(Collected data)
== == ==

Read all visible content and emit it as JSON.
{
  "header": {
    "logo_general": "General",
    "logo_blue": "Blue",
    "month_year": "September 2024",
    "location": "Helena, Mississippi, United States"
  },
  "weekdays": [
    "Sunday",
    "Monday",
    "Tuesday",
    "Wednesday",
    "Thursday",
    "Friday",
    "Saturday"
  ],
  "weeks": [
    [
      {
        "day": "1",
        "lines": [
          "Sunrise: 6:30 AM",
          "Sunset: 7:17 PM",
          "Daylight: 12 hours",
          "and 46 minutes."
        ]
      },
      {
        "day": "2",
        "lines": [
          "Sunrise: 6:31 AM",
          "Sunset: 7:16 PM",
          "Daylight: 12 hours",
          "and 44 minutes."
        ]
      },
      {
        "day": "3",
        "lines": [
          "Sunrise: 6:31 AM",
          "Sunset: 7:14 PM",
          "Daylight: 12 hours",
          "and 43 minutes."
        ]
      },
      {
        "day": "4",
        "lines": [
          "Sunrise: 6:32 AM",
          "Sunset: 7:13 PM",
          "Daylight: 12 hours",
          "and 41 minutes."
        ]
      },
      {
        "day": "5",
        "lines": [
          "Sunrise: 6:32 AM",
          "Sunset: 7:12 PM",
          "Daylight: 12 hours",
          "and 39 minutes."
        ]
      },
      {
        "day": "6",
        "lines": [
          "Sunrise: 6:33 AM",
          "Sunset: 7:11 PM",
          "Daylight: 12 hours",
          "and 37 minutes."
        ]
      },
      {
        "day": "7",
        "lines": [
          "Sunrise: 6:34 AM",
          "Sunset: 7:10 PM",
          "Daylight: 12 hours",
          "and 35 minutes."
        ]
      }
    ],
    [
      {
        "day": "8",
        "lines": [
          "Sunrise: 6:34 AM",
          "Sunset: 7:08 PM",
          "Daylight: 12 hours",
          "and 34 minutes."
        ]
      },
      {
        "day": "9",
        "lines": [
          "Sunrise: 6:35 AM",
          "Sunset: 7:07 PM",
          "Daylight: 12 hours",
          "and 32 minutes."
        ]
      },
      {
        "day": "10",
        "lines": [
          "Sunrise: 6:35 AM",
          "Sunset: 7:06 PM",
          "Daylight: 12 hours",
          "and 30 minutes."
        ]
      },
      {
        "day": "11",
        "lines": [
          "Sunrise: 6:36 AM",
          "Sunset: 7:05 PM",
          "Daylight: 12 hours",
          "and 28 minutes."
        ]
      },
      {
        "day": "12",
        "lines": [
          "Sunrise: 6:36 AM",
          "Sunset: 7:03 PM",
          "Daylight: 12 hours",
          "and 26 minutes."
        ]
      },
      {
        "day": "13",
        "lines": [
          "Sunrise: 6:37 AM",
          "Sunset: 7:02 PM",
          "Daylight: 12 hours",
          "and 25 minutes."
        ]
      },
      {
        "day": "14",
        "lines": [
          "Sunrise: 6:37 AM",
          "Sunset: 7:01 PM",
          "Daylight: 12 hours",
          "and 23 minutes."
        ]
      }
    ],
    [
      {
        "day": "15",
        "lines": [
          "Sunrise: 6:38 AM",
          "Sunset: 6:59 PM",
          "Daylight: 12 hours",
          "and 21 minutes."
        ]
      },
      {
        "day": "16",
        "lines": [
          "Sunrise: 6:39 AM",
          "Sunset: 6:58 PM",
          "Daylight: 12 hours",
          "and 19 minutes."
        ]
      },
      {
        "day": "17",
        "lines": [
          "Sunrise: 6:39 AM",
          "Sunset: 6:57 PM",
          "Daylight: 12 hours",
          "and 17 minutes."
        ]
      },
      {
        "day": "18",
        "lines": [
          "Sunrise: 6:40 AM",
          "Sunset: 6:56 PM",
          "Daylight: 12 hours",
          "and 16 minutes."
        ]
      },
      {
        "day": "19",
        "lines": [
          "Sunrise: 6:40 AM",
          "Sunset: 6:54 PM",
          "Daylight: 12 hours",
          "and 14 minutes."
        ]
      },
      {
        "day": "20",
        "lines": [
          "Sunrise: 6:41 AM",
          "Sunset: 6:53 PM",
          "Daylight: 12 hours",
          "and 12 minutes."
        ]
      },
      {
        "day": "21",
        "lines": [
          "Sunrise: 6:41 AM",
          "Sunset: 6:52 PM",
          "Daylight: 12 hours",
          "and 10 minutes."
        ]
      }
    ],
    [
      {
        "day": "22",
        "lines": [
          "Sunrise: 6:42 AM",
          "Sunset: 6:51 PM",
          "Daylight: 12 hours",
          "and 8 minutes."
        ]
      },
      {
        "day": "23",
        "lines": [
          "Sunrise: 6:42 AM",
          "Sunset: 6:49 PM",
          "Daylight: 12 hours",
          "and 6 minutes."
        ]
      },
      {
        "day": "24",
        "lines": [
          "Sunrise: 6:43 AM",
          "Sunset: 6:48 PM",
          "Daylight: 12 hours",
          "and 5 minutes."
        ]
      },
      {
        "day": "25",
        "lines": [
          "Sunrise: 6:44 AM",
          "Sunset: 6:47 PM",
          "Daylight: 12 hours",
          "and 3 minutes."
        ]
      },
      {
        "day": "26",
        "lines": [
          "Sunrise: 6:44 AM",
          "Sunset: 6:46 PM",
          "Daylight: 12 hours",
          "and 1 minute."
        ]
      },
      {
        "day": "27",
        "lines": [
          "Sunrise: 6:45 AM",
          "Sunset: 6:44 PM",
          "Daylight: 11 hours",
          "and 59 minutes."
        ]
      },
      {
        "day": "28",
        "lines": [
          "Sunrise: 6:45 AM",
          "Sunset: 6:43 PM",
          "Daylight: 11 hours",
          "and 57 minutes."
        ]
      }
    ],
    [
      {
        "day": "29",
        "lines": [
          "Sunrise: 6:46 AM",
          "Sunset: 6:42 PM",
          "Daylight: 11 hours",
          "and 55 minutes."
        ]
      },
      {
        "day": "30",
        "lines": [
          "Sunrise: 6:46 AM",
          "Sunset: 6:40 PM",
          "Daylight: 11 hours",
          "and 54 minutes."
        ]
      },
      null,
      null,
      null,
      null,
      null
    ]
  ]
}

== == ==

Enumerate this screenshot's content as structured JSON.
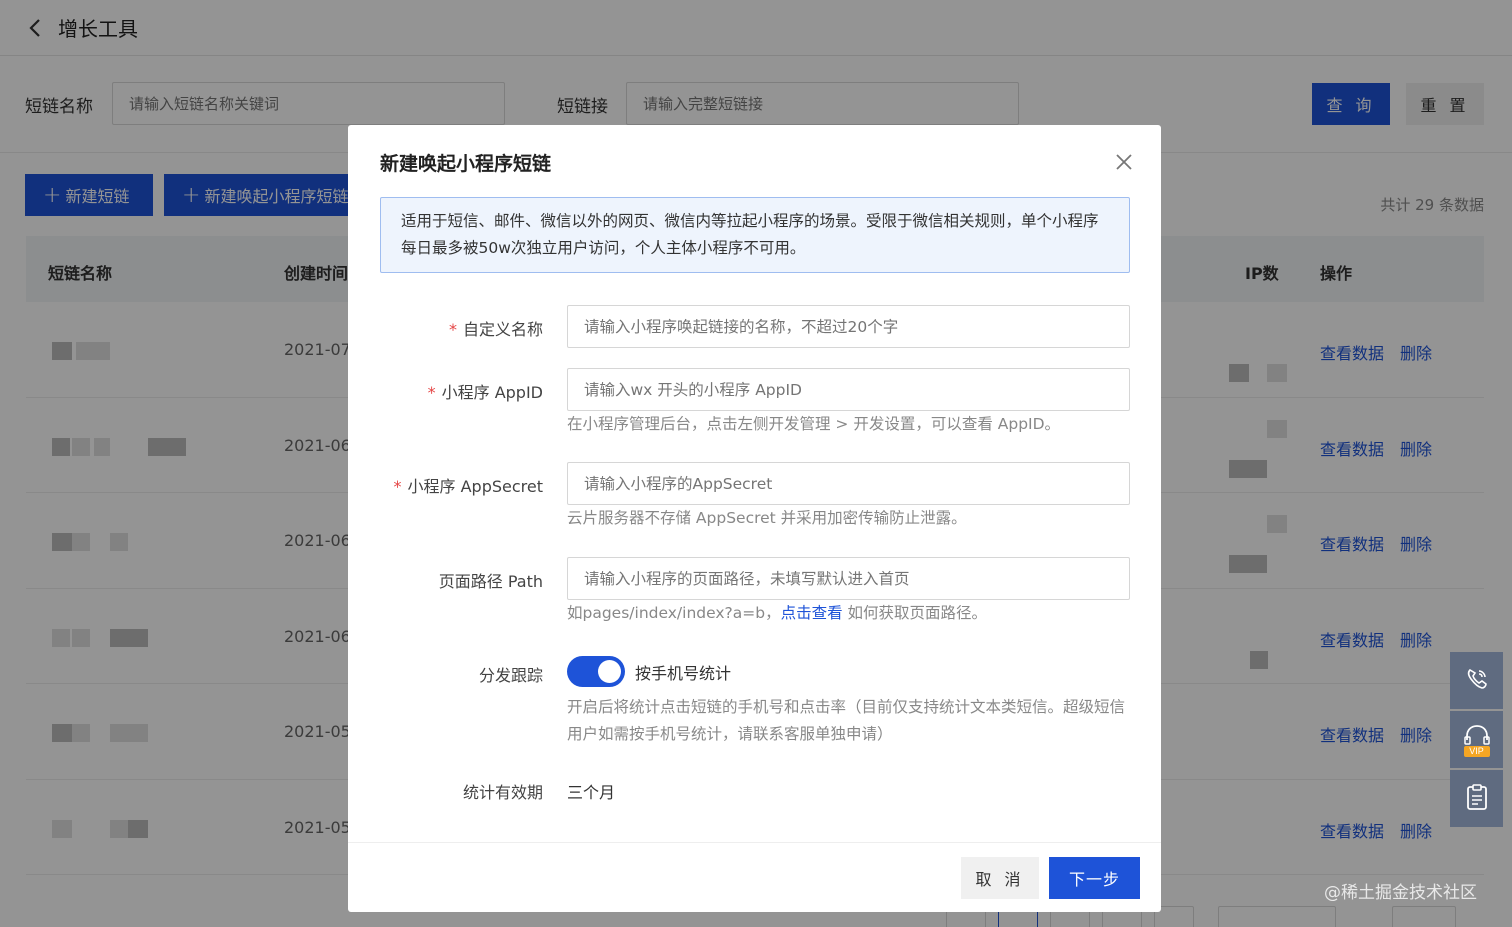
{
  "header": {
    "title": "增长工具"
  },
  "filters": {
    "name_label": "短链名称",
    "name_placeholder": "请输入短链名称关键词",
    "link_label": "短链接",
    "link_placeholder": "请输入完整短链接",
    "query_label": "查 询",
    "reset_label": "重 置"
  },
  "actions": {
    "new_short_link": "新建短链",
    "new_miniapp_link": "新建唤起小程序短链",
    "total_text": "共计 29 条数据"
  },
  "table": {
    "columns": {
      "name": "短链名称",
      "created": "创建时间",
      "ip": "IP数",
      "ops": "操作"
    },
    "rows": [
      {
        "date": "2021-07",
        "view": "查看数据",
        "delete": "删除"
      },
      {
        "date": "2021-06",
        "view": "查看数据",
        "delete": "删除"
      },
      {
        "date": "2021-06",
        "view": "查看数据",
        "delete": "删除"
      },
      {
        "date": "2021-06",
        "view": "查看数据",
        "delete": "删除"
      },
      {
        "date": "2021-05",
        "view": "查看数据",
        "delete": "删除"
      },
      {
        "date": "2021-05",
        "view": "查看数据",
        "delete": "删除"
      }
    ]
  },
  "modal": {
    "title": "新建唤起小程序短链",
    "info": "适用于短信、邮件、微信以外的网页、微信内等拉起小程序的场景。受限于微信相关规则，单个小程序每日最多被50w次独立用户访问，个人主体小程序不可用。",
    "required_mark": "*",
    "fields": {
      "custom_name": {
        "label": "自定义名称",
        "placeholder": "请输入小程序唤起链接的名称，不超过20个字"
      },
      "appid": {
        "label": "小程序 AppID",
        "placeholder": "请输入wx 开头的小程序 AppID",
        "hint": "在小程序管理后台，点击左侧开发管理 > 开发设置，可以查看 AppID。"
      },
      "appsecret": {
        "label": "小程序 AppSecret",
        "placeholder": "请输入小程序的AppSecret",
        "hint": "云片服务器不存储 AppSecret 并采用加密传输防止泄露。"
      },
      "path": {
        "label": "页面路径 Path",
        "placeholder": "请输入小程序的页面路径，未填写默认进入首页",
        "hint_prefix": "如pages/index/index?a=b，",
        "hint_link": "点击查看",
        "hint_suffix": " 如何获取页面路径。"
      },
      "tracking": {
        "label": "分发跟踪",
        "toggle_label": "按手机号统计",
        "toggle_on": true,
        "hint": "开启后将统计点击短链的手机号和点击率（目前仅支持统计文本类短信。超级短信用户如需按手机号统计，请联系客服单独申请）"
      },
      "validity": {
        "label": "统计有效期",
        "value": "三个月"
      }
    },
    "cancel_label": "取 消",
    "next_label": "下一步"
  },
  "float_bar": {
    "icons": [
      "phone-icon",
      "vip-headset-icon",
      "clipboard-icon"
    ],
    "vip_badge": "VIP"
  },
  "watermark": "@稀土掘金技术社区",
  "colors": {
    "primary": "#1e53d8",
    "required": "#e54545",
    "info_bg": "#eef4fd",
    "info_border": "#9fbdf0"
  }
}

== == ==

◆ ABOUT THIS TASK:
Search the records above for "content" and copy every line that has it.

◆ REPLY TO THE EXERCISE:
Read all visible content and emit it as JSON.
Enumerate this screenshot's content as structured JSON.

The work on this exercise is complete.